During the course of testing, SSL Bumping executes a type of "man-in-the-middle" interception of encrypted test traffic, decrypting it. Traffic is encrypted using the Selenium Project’s CyberVillains certificate, which is inherently trusted by the Selenium server on the Sauce Labs virtual machine where your test is running. This lets you avoid SSL error pop-ups that could disrupt your test execution.

There are simply too many different certificates for Sauce Labs to add each one. We'd have to add a certificate to every requested browser for every user with a self-signed certificate. This can't always be done automatically, so every new client would have to wait for Sauce Labs staff to re-create all of our images before they could run their tests.

Using SSL Bumping and How It Works#

The solution, known as SSL Bumping, works like this:

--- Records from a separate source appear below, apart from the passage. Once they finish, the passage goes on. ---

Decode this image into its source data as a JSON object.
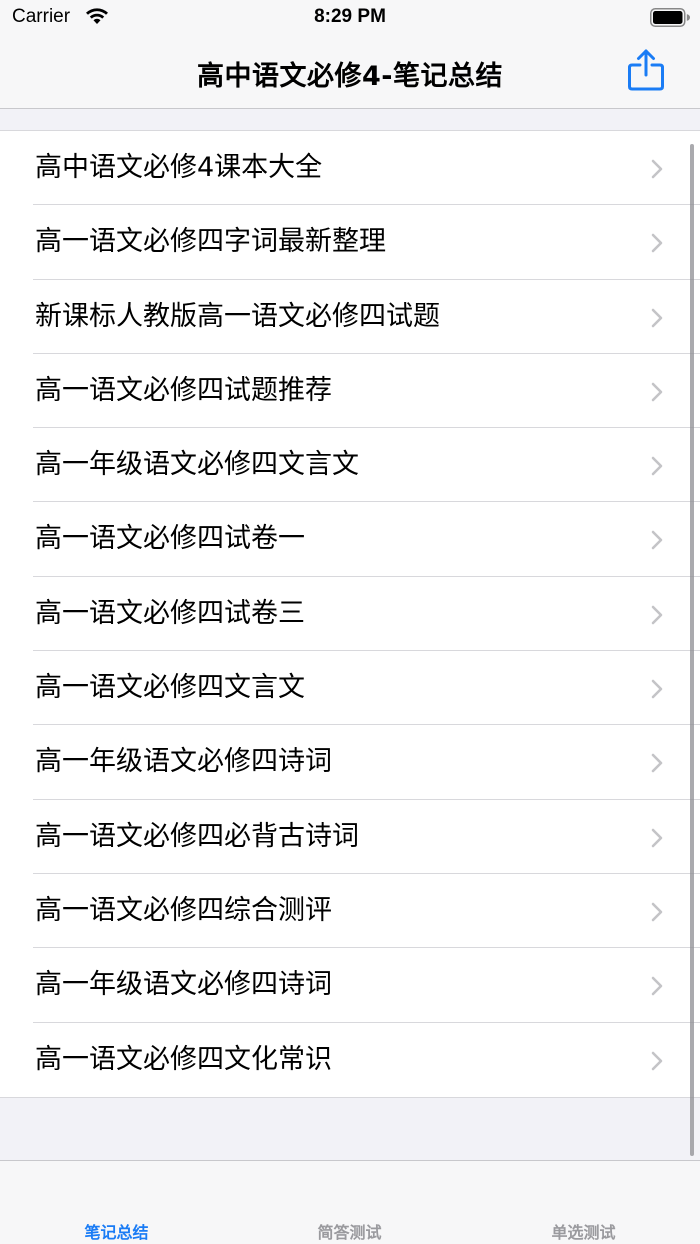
{
  "status_bar": {
    "carrier": "Carrier",
    "time": "8:29 PM"
  },
  "nav": {
    "title": "高中语文必修4-笔记总结",
    "share_icon": "share-icon"
  },
  "list": {
    "items": [
      {
        "label": "高中语文必修4课本大全"
      },
      {
        "label": "高一语文必修四字词最新整理"
      },
      {
        "label": "新课标人教版高一语文必修四试题"
      },
      {
        "label": "高一语文必修四试题推荐"
      },
      {
        "label": "高一年级语文必修四文言文"
      },
      {
        "label": "高一语文必修四试卷一"
      },
      {
        "label": "高一语文必修四试卷三"
      },
      {
        "label": "高一语文必修四文言文"
      },
      {
        "label": "高一年级语文必修四诗词"
      },
      {
        "label": "高一语文必修四必背古诗词"
      },
      {
        "label": "高一语文必修四综合测评"
      },
      {
        "label": "高一年级语文必修四诗词"
      },
      {
        "label": "高一语文必修四文化常识"
      }
    ]
  },
  "tabs": [
    {
      "label": "笔记总结",
      "active": true
    },
    {
      "label": "简答测试",
      "active": false
    },
    {
      "label": "单选测试",
      "active": false
    }
  ],
  "colors": {
    "accent": "#1a7cf5",
    "inactive_tab": "#9a9a9e",
    "chevron": "#c4c4c7"
  }
}
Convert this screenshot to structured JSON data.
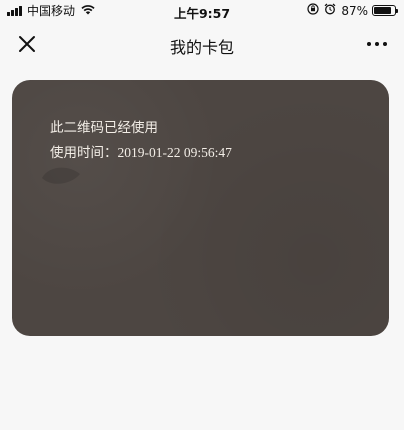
{
  "status_bar": {
    "carrier": "中国移动",
    "time": "上午9:57",
    "battery_percent": "87%",
    "battery_level": 0.87,
    "icons": [
      "signal-icon",
      "wifi-icon",
      "orientation-lock-icon",
      "alarm-icon",
      "battery-icon"
    ]
  },
  "nav": {
    "title": "我的卡包",
    "close_icon": "close-icon",
    "more_icon": "more-icon"
  },
  "card": {
    "message": "此二维码已经使用",
    "used_time_label": "使用时间：",
    "used_time_value": "2019-01-22 09:56:47",
    "background_color": "#4d4642",
    "text_color": "#f2ede6"
  }
}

  1. When Sauce Labs creates VMs, an SSL certificate called CyberVillains is installed and controlled from the Sauce Labs side.
  2. When needed, the Sauce Labs browser requests resources from the Sauce Connect Proxy server.
  3. Sauce Connect Proxy server passes that request to the Sauce Connect Proxy client, running on your side. All SSL internet traffic between the Sauce Connect Proxy client (on your network) and the Sauce Connect Proxy server (inside our network) is encrypted twice: once by the original server and again by Sauce ConnectProxy.
  4. Sauce Connect Proxy client fetches the resource and returns it through the encrypted connection, back to the Sauce Connect Proxy server.
  5. Sauce Connect Proxy server decrypts the traffic. If it's SSL traffic, the Sauce Connect Proxy server decrypts it again.
  6. Sauce Connect Proxy re-encrypts SSL traffic using the CyberVillains certificate and returns it to the browser. Re-encryption only occurs once the traffic is safely received by the Sauce Labs network. SSL Bumping impacts only the traffic being returned to the browser through Sauce Connect Proxy.
  7. Browser trusts the CyberVillains certificate and accepts the traffic.

Throughout the process, traffic going through Sauce Connect Proxy is fully secure. Sauce Connect Proxy isn't an attacker; it is only in use by your tests and isn't sending secret traffic to any unauthorized party. No security holes are opened into your network.

When to Disable SSL Bumping#

SSL Bumping is enabled by default for Sauce Connect Proxy, but there are some situations where it's recommended that you disable it:

  • If you're working with sites that are highly dependent on AJAX
  • Some network components, such as browsers and servers that use WebSockets, won’t work if the traffic to them has been altered, which Sauce Connect Proxy appears to do
  • If you're running iOS 10.3 on iPad Pro (12.9 inch) simulator or iPad Pro (9.7 inch) simulator

How to Disable SSL Bumping#

Use the -B (--no-ssl-bump-domains) argument when you start Sauce Connect Proxy and specify which domains should not be bumped or specify all so that all domains that passed through the tunnel are not bumped.

NOTE: Keep in mind that when SSL Bumping is disabled, test traffic will not be decrypted, and will pass through directly to the browser running your tests along with the SSL certificate of the site under test. If there are issues with the originating site’s SSL certificate, these may generate SSL errors that interfere with test execution.

Last updated on by Laura Thomas